Considered the father of Heritage Line’s ship fleet, the Jayavarman is plying the Mekong River from Siem Reap to Saigon (or vv). This vessel incorporates a rich history, named after Angkor’s most venerated king Jayavarman VII who ruled the Khmer Empire from 1181 to 1218. Jayavarman embodies all the serenity and harmony of its namesake who was the greatest Khmer rulers of all times, a forceful and benevolent sovereign, art lover and devout Buddhist – admired by his people far and wide.

Jayavarman VII was a valiant leader during his 30-year reign and scenes of his successful naval battles can be admired today on engravings in the Angkorian Bayon and Banteay Chhmar temples.

This king’s legacy is not only one of war and conquest but more one of spirituality and public work. Indeed, Jayavarman VII held a great and unusual devotion to Buddhism unlike rulers before him. He is credited with being of the ones who caused a shift of faith from Hinduism (the main religion of the time) to Buddhism in Cambodia. As such, he wanted to alleviate the suffering of his people and build 102 hospitals and 121 rest houses for travelers which for the time required an outstanding workforce.
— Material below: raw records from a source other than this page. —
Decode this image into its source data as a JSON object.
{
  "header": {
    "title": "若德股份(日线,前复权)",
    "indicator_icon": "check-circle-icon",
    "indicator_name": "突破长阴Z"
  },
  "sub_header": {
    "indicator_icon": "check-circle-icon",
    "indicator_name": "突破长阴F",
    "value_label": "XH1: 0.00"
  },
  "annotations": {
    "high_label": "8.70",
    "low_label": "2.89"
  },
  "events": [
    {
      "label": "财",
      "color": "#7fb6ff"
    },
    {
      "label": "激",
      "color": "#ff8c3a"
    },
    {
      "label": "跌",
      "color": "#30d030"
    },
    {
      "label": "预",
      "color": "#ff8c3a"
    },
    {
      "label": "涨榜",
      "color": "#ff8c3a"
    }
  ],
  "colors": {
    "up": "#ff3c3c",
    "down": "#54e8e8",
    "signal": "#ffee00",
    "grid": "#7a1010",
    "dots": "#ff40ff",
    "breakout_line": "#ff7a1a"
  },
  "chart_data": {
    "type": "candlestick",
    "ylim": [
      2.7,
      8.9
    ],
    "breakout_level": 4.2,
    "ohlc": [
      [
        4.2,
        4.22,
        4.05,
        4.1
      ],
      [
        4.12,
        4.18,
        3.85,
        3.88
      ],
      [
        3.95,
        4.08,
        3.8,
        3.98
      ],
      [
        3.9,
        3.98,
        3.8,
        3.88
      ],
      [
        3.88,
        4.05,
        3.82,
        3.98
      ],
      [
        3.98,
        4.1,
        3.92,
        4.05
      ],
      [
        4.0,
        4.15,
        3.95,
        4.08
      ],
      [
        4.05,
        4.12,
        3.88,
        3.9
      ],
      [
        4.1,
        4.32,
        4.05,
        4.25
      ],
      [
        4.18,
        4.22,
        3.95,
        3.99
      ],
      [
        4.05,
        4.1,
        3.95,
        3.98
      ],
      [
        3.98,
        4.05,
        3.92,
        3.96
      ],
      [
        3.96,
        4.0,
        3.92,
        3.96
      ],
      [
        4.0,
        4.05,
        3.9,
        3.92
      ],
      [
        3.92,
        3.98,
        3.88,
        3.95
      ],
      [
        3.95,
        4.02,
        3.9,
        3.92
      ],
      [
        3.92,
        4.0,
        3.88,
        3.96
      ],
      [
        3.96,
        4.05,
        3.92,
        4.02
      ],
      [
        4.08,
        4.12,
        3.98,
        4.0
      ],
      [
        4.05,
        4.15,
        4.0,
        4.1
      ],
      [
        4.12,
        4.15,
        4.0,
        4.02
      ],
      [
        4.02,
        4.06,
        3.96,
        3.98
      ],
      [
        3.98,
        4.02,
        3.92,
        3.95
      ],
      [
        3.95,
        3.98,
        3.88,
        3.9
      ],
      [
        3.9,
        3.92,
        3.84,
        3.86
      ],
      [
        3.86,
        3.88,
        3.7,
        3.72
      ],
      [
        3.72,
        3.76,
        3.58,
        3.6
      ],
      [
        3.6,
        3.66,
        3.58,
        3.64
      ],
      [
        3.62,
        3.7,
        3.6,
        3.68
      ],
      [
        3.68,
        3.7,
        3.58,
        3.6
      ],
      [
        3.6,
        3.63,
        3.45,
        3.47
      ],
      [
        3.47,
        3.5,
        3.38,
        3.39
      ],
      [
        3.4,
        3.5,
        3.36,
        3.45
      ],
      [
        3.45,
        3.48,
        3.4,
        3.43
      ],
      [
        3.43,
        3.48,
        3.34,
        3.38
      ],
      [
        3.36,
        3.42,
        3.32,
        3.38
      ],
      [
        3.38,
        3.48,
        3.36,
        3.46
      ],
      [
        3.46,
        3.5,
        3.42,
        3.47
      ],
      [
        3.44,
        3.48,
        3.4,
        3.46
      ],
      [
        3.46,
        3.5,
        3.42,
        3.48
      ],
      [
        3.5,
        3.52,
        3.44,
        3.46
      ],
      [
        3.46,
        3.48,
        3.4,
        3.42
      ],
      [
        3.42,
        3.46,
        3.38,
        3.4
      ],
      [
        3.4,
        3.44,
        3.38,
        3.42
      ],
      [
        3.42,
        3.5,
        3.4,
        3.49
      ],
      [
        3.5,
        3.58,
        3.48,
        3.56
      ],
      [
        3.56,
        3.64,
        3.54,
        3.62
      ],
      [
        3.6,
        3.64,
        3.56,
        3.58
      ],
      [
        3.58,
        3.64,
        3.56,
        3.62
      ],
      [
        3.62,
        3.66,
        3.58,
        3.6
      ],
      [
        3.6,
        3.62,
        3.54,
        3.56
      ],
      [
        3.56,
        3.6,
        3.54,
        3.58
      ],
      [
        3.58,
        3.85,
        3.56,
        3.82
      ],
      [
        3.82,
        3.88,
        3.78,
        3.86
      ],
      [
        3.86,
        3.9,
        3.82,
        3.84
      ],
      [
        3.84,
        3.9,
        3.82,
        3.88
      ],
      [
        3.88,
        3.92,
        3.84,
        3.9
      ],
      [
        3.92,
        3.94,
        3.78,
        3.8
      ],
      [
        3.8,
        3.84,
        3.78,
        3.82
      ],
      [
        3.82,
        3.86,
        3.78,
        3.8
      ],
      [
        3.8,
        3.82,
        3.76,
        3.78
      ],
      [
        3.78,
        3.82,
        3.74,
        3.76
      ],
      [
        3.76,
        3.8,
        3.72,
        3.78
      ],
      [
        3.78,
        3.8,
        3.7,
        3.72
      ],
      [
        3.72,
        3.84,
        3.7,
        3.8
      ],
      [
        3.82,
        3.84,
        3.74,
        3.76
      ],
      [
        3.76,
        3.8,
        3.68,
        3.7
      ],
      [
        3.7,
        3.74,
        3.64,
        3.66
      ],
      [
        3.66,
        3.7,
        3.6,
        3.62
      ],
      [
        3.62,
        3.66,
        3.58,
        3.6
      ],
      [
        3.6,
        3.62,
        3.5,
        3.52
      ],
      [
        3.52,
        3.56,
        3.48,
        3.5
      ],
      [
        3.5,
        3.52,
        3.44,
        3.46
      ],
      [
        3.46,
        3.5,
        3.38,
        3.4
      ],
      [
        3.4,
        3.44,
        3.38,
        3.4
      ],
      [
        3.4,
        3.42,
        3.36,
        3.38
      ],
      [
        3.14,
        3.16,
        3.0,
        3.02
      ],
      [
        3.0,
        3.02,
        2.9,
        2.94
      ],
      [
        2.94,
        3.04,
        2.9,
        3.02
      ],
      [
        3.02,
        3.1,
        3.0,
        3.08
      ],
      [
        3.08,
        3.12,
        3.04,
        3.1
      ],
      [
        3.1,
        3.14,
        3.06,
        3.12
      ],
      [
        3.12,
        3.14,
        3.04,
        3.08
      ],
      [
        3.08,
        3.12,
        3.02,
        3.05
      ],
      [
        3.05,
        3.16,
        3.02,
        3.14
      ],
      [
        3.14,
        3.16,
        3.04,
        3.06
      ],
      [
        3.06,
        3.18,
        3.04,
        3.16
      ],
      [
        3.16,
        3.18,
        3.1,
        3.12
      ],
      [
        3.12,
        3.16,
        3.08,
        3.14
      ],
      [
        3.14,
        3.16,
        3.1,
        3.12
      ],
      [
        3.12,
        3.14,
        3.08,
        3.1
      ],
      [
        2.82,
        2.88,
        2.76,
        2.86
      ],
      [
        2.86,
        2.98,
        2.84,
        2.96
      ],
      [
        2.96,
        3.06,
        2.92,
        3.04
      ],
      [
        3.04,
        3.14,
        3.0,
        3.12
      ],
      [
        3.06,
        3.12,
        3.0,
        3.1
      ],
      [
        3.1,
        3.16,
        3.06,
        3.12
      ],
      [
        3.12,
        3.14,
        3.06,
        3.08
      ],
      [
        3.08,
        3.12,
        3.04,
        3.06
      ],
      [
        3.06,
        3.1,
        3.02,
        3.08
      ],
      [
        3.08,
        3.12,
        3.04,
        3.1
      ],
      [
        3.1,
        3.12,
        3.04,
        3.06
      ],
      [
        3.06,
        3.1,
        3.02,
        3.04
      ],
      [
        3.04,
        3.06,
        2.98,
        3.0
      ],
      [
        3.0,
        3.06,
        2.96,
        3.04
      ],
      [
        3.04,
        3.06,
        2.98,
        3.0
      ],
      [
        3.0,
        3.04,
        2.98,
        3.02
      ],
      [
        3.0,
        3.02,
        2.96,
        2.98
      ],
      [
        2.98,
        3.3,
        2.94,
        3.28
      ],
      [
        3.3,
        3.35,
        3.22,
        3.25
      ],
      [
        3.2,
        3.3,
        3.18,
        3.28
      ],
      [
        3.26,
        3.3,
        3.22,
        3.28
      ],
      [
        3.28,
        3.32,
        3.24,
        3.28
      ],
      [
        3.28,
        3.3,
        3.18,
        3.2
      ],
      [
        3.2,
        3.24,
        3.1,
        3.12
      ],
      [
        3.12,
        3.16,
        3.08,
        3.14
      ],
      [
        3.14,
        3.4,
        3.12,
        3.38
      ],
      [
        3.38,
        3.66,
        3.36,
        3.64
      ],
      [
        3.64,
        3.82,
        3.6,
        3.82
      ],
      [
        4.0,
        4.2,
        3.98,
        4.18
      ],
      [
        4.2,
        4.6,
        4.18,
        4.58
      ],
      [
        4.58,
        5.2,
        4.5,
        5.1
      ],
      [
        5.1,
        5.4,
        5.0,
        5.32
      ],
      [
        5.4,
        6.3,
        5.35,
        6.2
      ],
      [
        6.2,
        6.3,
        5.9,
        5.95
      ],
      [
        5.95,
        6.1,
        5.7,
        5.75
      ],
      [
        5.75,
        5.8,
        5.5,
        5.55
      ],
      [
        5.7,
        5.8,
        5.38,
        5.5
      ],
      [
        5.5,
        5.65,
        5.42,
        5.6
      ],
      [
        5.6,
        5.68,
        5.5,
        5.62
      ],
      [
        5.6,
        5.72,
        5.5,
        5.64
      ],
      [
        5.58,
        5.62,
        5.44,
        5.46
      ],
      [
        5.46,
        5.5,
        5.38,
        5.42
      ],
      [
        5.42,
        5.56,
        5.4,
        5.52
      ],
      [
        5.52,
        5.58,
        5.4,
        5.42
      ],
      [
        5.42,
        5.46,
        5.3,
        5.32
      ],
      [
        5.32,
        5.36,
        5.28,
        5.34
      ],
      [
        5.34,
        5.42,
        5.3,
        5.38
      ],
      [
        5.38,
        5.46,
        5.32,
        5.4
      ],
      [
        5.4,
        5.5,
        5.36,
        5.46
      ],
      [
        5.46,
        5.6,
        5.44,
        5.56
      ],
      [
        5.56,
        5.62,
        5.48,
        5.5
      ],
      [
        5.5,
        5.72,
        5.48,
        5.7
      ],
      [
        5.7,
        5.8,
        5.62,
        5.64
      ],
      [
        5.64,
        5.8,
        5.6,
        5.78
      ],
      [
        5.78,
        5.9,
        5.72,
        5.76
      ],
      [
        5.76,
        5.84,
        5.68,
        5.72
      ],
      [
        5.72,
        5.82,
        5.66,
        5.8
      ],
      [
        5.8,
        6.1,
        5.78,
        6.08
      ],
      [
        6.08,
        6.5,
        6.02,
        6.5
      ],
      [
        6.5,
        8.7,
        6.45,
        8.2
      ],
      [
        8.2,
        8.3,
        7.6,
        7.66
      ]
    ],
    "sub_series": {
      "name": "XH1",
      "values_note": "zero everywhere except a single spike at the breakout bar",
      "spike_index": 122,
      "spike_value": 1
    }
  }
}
He was also a great builder. After the new capital Angkor Thom he went on to construct two of Cambodia’s most spectacular temples, Ta Prom and the official state Buddhist temple the Bayon. It is believed that the massive Buddha faces depicted on the four sides of the Bayon towers are of Jayavarman’s, and that the enigmatic smile on their faces – which is every bit as captivating as that of the Mona Lisa – is none other than the serene smile of the benign monarch.

The same smiles can be found in the friendly and hospitable Cambodians, and mostly of the crew on board Jayavarman

Read all about our Jayavarman vessel here.